Listen to calming music

Color in a coloring book

Plant flowers

If you feel disconnected and numb

Call a friend (you don’t have to talk about self-harm)

Take a cold shower

Hold an ice cube in the crook of your arm or leg

Chew something with a very strong taste, like chilli peppers, peppermint, or a grapefruit peel.

Go online to a self-help website, chat room, or message board

If you need to release tension or vent anger

Exercise vigorously—run, dance, jump rope, or hit a punching bag

Punch a cushion or mattress or scream into your pillow

Squeeze a stress ball or squish Play-Doh or clay

Rip something up (sheets of paper, a magazine)

Make some noise (play an instrument, bang on pots and pans)

Substitutes for the cutting sensation

Use a red felt tip pen to mark where you might usually cut

Rub ice across your skin where you might usually cut

Put rubber bands on wrists, arms, or legs and snap them instead of cutting or hitting

Cut an apple with your blades, scissors, knife, etc

First Aid:

For cuts:

Apply direct pressure to the area to stop the bleeding. If the cuts are on a limb, hold it above your heart.

If the cut is wide or deep, hold the sides of the injury together

Clean the area with warm water and soap

Apply an antibiotic ointment (such as Neosporin)

Apply a sterile bandage or wrap over the area

For burns:

Cool the area with low-pressure cool running water or cool cloths for several minutes. Do not use ice, oil, or butter. Burned areas are weak and may become frostbitten easily. Oil or butter will trap the heat in.

Remove all jewellery and tight fitting clothing as soon as possible - the swelling may make it hard to remove later. If clothing is stuck to your burn, do not try to pull it off.

If you wish, treat with a topical water soluble burn cream to reduce pain. After 2-3 days, you can use aloe.

Do not pop blisters

Wear loose-fitting clothing while healing

Call Emergency Services:

If a cut is spurting blood in time to your heartbeat, you have hit an artery. Call your emergency services and do not remove pressure from the area.

If the cut is deep or over a joint

If you have lost sensation in the area of injury

If you continue to bleed heavily after taking the above steps

If you can see yellow fatty tissue or underlying muscle (will look like a slab of meat)

If it is hard to hold the sides of the cut together

If something is stuck in your wound/burn (in the case of something being in your cut, hold the sides together around the object and do not attempt to remove it)

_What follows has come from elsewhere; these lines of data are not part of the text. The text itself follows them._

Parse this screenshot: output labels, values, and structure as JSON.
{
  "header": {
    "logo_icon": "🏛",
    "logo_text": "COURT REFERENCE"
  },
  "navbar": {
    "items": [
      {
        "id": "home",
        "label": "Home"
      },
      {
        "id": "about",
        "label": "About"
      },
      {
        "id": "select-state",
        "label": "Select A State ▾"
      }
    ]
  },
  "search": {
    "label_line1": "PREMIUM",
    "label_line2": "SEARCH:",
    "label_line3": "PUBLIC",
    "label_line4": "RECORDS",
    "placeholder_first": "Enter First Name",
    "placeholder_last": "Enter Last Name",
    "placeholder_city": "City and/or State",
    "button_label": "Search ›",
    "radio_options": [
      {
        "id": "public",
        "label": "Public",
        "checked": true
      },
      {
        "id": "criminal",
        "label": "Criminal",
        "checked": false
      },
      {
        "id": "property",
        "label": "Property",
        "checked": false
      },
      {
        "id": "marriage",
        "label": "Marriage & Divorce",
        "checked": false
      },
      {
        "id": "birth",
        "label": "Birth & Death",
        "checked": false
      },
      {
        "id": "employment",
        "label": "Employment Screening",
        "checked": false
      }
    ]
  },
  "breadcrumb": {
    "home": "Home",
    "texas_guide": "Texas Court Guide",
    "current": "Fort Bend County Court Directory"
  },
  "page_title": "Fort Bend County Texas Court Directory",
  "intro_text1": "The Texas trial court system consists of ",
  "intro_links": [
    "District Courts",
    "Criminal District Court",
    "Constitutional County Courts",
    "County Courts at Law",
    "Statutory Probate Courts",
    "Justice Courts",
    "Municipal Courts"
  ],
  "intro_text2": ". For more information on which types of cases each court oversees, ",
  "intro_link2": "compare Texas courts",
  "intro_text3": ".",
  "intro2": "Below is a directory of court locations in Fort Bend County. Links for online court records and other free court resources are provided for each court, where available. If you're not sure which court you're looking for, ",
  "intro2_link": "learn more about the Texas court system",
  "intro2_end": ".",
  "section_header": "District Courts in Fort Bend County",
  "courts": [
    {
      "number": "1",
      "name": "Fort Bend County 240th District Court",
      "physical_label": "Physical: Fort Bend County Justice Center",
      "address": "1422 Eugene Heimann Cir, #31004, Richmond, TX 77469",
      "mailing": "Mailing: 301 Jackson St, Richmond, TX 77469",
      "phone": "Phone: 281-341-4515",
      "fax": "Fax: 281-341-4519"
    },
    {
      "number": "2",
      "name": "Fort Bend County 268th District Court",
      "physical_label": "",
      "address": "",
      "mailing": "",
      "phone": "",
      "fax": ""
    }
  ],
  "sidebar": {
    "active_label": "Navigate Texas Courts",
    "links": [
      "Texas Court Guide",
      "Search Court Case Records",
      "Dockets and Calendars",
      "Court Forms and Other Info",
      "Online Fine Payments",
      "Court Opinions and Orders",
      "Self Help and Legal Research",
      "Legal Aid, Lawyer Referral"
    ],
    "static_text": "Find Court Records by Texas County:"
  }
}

You were burned using a chemical

How to respond when someone asks you about your self-harm scars.

“I battle with sharks in my spare time”

“I was attacked by an evil cheese grater”

“IT’S NONE OF YOUR BUSINESS WHO THE HELL ASKS WHY SOMEONE HAS A LOAD OF SCARS IT’S OBVIOUSLY GOING TO BE A TOUCHY SUBJECT, YOU MORON”

“I’m slowly transforming into a zebra”

Helpful Links:

Feeling the need to self-injure? Please take a look at these posts: 24 ways to avoid self-injury & Alternatives to self-harm.

Check out this support community for individuals who self-harm recover your life.

Help Guide A site containing articles to help understand, help numbers,  “toolkits”, and self-help.

The understanding self-injury is a text post that explains that self-injury is an addiction and the different forms of self-injury.

Mental Support Community A forum to talk about self-harm and how it affects your life.

Here is a  post about understanding self-injury, the reasons why it occurs and the forms it can take.

Here are some Alternatives For Self-Harm

Here are some instructions on how to make a  Glitter Jar

Here are some Safety Plan printable wallet cards

Here are some instructions on how to make a Comfort Box

Here is a master post on coping with urges to self-harm:

Alternatives for when you are feeling angry or restless

Alternatives to self-harm

More self-harm help/recovery links

How to care for cuts

How to care for burns

Helping to calm down: 123

Alternatives to self-harm

Natural antidepressants

How to fade and cover scars

What to say when someone sees

Helpful websites

Tips for stopping

Suicidal?

Friend self-harms?

Anxiety

How to tell someone

Hotlines

Credit [x]

Original post by @Jenna, available here
Ported by @JaydenIsHere

  Cancel
  •  Cancel
  • straightforwardDime996

     Cancel

    Category Name
    If subcategory, choose parent:
    Category Description:
    Listener Category  
    Categories